As the Penguins continue waiting for Matt Cullen to decide whether and where his NHL career will continue next season, the impact of that decision will go beyond the preservation or loss of the leadership he clearly contributed to consecutive Stanley Cup championships. It could also affect the Penguins faceoffs and special teams.
When he hasn’t occasionally moved around in the lineup due to injuries, Cullen has used his time as the Penguins’ fourth-line center to become their most reliable penalty-killing forward and best overall faceoff man. He led the team in short-handed ice time per game among forwards in both regular seasons (2:32 in 2015-16, 2:19 in 2016-17) and won a higher percentage of faceoffs than any of his teammates in both seasons (55.7% in 2015-16, 51.2% in 2016-17).
Had third-line center Nick Bonino not signed a free agent contract with Nashville last month and remained in Pittsburgh, the potential loss of Cullen as a foundational player while shorthanded and in the faceoff circle would have been eased considerably. Cullen’s faceoff winning percentage, while best on the team, was his worst since 2009-10, and Bonino was not only a close second to Cullen in average PK ice time (2:17 per game) but was slightly better on PK draws (40.8% to 40.1%) and set a Pittsburgh record by blocking 99 shots – most ever by a Penguins forward, many coming while short-handed.
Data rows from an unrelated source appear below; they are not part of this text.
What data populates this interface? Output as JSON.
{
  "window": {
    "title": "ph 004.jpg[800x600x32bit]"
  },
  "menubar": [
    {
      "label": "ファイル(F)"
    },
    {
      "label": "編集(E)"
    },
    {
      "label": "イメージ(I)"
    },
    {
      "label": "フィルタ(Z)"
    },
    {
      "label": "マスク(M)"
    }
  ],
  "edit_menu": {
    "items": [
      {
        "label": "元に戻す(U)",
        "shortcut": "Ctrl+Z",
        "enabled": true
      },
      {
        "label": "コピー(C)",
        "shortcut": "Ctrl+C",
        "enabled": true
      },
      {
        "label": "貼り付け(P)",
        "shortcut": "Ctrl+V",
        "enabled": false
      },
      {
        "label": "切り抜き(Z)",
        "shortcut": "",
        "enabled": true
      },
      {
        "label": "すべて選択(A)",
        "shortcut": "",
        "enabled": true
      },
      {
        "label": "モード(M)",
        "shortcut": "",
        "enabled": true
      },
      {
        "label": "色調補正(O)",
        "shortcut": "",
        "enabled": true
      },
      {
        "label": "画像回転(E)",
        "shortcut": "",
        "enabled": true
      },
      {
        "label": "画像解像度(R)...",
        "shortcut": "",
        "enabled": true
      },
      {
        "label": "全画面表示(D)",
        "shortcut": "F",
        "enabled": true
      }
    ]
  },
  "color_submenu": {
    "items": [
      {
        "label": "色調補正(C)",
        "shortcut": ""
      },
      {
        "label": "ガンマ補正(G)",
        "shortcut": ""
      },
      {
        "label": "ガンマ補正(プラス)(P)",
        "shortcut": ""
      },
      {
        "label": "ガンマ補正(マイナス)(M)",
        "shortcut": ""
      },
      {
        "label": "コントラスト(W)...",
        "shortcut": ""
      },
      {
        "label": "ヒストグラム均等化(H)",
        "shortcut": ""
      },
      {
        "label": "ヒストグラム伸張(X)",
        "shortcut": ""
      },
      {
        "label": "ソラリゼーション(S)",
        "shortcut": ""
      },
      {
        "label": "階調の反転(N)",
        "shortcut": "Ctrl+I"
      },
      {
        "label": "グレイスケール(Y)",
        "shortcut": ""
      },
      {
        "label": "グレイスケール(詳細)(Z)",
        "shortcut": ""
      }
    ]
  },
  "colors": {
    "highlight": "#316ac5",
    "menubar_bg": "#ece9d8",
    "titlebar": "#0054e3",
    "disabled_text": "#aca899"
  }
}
While general manager Jim Rutherford has mapped out strategies for acquiring a third-line center, Carter Rowney looks capable of filling Cullen’s role should Cullen decide to retire or sign with Minnesota – or play for Team USA in the upcoming Olympics, an option Tim Benz pointed out on this site. Rowney showed some promise in the circle in a limited sample as a first-year NHL player, winning 48.0 percent of his draws during the regular season and 51.0 percent in the playoffs.
If the Penguins must move forward without Cullen, too, it might seem critical for Rutherford to emphasize faceoff and PK ability in any player he acquires. But should it? As long as he’s on the roster, Carl Hagelin is a given on the PK, and both Rowney and Tom Kuhnhackl could easily get more time, although given his usage last season Kuhnhackl is certainly facing a challenge to hit the lineup regularly next season. Recently signed to a one-way contract, Josh Archibald has potential as a penalty killer, as does Bryan Rust.
How critical, really, are the Penguins faceoffs?
Let’s see what history says.
Since the NHL began tracking faceoff numbers in the 1997-98 season, the 2017 Penguins were far and away the worst faceoff team to win the Cup. They won 47.6 percent of their draws during the regular season, 28th in the league; the previous worst faceoff mark of a champion was the 2009 Penguins (49.1%) while the 2016 Penguins had the fifth-worst mark (50.2%). And while their numbers improved a bit, the Penguins were middle of the pack on draws during the last two playoff runs, finishing seventh in 2016 and eighth in 2017.
So the Penguins are largely an exception: since the lockout, seven of the 12 Cup winners have finished among the top six in draws. Their high-level skill with the puck has offset the Penguins’ faceoff issues, as they’ve led the NHL in shots per game in each of the past two seasons anyway.
Without question, special teams faceoffs have taken on some added importance since the NHL moved that first power play faceoff to the offensive zone. But consider this: of the top six power play teams last season, only one (top-ranked Buffalo, fourth in PP draws) finished better than 15th in power play faceoff winning percentage; of the top five penalty killing teams last season, only one (No. 4 Anaheim, first in PK draws) finished in the top 10 in penalty kill faceoff win percentage. Last season, seven of the NHL’s top nine faceoff teams while on the power play failed to reach the playoffs, while four of the top eight faceoff teams while on the penalty kill also failed to qualify.
Clearly, there’s lots more than winning draws.
The 2017 Penguins were also the lowest-ranked penalty killing team to win the Cup over the last 19 seasons (20th). They finished fifth in 2016 and eight in 2009. The only other Cup champions in that timeframe to finish lower than 11th in penalty killing were the 2006 Hurricanes and 2001 Avalanche (19th each) and the 2011 Bruins (16th).
The Penguins had 5,154 faceoffs in the regular season in 2016-17, most in the league. They were 28th in faceoff winning percentage. The player who takes the majority of their faceoffs, Sidney Crosby, is coming off his worst season in the circle (48.17%) since he was a rookie. Their best faceoff man over the past two seasons may not be back.
Should any of this worry them, given back-to-back Cups? No. They can’t summarily dismiss the need to be better on the penalty kill, although they were perfect in 11 of their last 14 playoff games in 2017. But the Penguins have proved in winning each of their last three Cups that faceoff success, despite what we hear to the contrary, isn’t really required.